- Exercise goal -
Copy all the lines below without altering anything.

- Data to use -
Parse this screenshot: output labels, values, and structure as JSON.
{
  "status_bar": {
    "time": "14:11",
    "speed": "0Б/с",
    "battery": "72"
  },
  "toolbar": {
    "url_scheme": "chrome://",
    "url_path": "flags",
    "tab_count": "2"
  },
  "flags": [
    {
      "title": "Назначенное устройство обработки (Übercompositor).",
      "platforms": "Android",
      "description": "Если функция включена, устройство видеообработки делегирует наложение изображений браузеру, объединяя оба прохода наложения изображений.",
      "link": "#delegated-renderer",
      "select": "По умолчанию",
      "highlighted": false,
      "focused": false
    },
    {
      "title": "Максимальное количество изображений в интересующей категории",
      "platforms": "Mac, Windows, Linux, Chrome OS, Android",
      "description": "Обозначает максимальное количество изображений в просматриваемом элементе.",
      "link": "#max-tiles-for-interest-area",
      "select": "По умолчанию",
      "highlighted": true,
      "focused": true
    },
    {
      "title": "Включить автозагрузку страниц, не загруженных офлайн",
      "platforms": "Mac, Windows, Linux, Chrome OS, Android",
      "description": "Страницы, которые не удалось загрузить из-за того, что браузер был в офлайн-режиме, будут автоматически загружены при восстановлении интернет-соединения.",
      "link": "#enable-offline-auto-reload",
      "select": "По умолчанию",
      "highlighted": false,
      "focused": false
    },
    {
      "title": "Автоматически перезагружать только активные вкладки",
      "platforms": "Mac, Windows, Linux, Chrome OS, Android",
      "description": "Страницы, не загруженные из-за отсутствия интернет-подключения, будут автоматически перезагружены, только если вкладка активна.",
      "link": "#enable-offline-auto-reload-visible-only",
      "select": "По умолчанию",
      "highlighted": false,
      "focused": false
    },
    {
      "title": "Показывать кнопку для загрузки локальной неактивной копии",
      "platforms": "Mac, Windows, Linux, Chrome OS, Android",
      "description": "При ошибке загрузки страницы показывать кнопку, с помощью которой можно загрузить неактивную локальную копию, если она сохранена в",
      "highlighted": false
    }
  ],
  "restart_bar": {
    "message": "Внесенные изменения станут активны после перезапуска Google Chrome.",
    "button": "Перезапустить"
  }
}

- Expected answer -
Parse this screenshot: output labels, values, and structure as JSON.
{
  "status_bar": {
    "time": "14:11",
    "speed": "0Б/с",
    "battery": "72"
  },
  "toolbar": {
    "url_scheme": "chrome://",
    "url_path": "flags",
    "tab_count": "2"
  },
  "flags": [
    {
      "title": "Назначенное устройство обработки (Übercompositor).",
      "platforms": "Android",
      "description": "Если функция включена, устройство видеообработки делегирует наложение изображений браузеру, объединяя оба прохода наложения изображений.",
      "link": "#delegated-renderer",
      "select": "По умолчанию",
      "highlighted": false,
      "focused": false
    },
    {
      "title": "Максимальное количество изображений в интересующей категории",
      "platforms": "Mac, Windows, Linux, Chrome OS, Android",
      "description": "Обозначает максимальное количество изображений в просматриваемом элементе.",
      "link": "#max-tiles-for-interest-area",
      "select": "По умолчанию",
      "highlighted": true,
      "focused": true
    },
    {
      "title": "Включить автозагрузку страниц, не загруженных офлайн",
      "platforms": "Mac, Windows, Linux, Chrome OS, Android",
      "description": "Страницы, которые не удалось загрузить из-за того, что браузер был в офлайн-режиме, будут автоматически загружены при восстановлении интернет-соединения.",
      "link": "#enable-offline-auto-reload",
      "select": "По умолчанию",
      "highlighted": false,
      "focused": false
    },
    {
      "title": "Автоматически перезагружать только активные вкладки",
      "platforms": "Mac, Windows, Linux, Chrome OS, Android",
      "description": "Страницы, не загруженные из-за отсутствия интернет-подключения, будут автоматически перезагружены, только если вкладка активна.",
      "link": "#enable-offline-auto-reload-visible-only",
      "select": "По умолчанию",
      "highlighted": false,
      "focused": false
    },
    {
      "title": "Показывать кнопку для загрузки локальной неактивной копии",
      "platforms": "Mac, Windows, Linux, Chrome OS, Android",
      "description": "При ошибке загрузки страницы показывать кнопку, с помощью которой можно загрузить неактивную локальную копию, если она сохранена в",
      "highlighted": false
    }
  ],
  "restart_bar": {
    "message": "Внесенные изменения станут активны после перезапуска Google Chrome.",
    "button": "Перезапустить"
  }
}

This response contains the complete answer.